Deepwater West Africa Waterbottom Debris Flows Captured and Analyzed by 3-D Visualization Techniques
Jason P. Sutton and Robert M. Mitchum
Chevron, Houston, TX
3-D images of deepwater offshore West Africa Pleistocene debris flows and leveed channels occurring at and just below the waterbottom make excellent analogs for interpreting similar subsurface features. A large apron of multiple leveed channel systems and associated debris flows builds out from a canyon mouth directly onto the basin plain. Several avulsing channels and associated levees emerging from the canyon mouth are shown in spectacular detail. Sidewall failures and rotational slips produce debris flows in all stages of development.
Leveed-channel systems near the waterbottom surface occur in a complex complementary fill pattern. The leveed-channel systems are represented as meandering sets of channels occurring in straight, tightly constrained meander belts. Sediment waves occur selectively at major thalweg meander turns, modified by complex faulting. Sets of basal parallel high-amplitude reflectors represent attached frontal splays.
Broad shallow sheets of debris flows on the adjacent slope are developed from large slump scars with vertical displacements of 200 feet, with significant strike-slip movement. Images of these flows show patterns of distal pressure ridges and chaotic internal structures. An expansive boulder field represents large debris flows at the waterbottom showing details of blocks detaching from rigid bounding adjacent strata. Minor waterbottom transportation is triggered by faulting creating slope instability and fluid expulsions, and produced slide scours eroding v-notches into the slope.
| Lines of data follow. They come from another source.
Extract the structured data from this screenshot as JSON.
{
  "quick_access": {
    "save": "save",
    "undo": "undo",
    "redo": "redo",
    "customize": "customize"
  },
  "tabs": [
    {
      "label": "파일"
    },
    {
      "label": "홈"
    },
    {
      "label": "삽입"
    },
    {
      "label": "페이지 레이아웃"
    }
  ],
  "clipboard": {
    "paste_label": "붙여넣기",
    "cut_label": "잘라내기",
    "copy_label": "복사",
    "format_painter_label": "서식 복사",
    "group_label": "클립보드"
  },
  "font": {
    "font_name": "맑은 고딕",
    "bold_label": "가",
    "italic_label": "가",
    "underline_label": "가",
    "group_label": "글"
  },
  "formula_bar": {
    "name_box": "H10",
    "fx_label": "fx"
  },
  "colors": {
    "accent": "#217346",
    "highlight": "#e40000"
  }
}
The remarkable images of debris flows and channels are enhanced by 3D visualization techniques of color mapping, opacity/rendering of seismic volumes, and spectral decomposition for thin bed imaging.